### What to work on
Go over the entries and report the lines where the word "move" occurs.

....

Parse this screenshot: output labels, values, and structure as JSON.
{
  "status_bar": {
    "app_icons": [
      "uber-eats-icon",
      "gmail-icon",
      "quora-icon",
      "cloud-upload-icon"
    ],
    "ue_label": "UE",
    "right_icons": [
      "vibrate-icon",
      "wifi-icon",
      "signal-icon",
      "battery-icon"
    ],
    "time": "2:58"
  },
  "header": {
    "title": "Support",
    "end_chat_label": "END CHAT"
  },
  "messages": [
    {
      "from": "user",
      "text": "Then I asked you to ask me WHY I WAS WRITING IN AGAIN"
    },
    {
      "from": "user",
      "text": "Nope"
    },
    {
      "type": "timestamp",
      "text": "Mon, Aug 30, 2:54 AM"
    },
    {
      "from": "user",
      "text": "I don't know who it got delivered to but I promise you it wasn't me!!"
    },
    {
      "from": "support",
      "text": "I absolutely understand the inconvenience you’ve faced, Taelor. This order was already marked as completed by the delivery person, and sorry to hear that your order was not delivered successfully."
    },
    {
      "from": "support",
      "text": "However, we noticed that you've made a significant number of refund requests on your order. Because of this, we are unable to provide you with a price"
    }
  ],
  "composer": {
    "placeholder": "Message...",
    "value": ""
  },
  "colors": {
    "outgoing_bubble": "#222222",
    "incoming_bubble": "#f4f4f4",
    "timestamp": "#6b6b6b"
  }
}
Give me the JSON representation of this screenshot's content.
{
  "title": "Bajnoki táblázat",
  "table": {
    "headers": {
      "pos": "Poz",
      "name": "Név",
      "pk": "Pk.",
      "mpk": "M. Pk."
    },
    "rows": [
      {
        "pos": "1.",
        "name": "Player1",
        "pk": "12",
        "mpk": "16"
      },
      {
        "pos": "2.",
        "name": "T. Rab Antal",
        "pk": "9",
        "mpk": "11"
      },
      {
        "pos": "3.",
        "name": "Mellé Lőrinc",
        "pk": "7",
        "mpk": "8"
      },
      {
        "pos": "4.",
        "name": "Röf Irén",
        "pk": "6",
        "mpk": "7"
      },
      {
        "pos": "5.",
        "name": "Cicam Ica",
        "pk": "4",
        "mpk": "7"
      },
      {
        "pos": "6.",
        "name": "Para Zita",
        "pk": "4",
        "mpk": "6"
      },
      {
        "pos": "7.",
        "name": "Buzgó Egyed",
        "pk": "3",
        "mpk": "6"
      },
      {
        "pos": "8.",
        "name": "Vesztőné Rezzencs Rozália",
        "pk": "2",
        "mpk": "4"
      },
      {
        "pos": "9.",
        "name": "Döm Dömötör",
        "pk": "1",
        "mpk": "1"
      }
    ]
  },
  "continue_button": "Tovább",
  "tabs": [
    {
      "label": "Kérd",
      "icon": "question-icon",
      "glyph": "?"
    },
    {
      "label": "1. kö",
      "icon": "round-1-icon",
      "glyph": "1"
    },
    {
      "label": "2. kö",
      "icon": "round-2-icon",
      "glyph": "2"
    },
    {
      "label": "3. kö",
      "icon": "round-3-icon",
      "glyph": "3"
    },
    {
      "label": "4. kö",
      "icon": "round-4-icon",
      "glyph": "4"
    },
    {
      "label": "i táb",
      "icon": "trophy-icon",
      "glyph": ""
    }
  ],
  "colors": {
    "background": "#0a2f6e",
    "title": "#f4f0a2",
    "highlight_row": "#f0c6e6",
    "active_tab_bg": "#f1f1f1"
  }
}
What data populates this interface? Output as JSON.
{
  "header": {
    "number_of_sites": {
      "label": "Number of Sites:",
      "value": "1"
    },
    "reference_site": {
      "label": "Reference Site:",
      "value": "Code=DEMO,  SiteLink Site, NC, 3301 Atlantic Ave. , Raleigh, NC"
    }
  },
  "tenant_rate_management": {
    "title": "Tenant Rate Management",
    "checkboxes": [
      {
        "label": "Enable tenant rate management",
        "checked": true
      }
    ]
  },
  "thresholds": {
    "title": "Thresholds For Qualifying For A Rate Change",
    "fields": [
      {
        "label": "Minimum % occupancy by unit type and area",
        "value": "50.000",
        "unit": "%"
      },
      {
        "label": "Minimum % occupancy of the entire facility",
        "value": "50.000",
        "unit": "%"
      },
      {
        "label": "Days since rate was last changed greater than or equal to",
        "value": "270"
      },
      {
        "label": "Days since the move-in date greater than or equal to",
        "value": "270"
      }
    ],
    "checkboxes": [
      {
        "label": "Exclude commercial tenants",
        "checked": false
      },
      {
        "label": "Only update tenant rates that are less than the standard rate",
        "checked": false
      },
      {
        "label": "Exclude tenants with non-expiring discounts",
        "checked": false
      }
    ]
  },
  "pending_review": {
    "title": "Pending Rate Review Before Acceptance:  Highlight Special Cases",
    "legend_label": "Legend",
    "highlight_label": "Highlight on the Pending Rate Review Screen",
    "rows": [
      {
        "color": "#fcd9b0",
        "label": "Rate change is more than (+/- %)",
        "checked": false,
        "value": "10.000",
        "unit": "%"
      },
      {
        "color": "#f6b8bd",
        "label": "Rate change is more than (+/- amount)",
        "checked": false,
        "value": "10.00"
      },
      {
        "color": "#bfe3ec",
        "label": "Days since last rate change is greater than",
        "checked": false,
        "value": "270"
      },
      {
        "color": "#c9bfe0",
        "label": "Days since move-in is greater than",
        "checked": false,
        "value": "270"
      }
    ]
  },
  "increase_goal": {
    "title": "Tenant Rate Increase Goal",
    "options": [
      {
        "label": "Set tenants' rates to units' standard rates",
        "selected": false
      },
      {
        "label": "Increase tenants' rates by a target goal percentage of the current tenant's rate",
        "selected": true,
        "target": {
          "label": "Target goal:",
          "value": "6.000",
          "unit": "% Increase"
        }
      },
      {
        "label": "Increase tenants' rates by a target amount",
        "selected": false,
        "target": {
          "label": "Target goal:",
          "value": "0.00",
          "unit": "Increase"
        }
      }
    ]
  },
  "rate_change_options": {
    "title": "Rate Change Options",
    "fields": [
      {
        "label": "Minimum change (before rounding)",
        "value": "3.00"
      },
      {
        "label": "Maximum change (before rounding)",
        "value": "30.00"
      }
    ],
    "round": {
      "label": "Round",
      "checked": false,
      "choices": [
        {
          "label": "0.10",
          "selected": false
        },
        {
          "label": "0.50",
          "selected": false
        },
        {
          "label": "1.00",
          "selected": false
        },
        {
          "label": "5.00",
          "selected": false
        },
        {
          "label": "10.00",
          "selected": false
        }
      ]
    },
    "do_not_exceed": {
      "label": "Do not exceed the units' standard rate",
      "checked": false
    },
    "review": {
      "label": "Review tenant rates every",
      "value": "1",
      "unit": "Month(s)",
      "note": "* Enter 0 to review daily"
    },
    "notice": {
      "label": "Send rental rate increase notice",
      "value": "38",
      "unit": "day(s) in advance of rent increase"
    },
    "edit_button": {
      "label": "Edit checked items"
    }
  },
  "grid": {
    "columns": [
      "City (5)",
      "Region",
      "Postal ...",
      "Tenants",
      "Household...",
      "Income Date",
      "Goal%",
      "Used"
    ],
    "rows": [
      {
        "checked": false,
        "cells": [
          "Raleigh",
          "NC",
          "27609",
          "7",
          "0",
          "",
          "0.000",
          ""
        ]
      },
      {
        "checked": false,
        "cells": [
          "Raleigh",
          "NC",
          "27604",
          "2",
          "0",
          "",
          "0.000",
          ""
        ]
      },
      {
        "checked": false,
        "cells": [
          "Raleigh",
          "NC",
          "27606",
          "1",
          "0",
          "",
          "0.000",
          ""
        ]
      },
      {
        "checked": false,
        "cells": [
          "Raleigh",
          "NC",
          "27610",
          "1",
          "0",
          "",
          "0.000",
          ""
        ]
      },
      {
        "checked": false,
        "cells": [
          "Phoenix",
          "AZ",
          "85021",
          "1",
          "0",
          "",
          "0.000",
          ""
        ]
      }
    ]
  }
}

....

### Exercise output
        "label": "Days since the move-in date greater than or equal to",
        "label": "Days since move-in is greater than",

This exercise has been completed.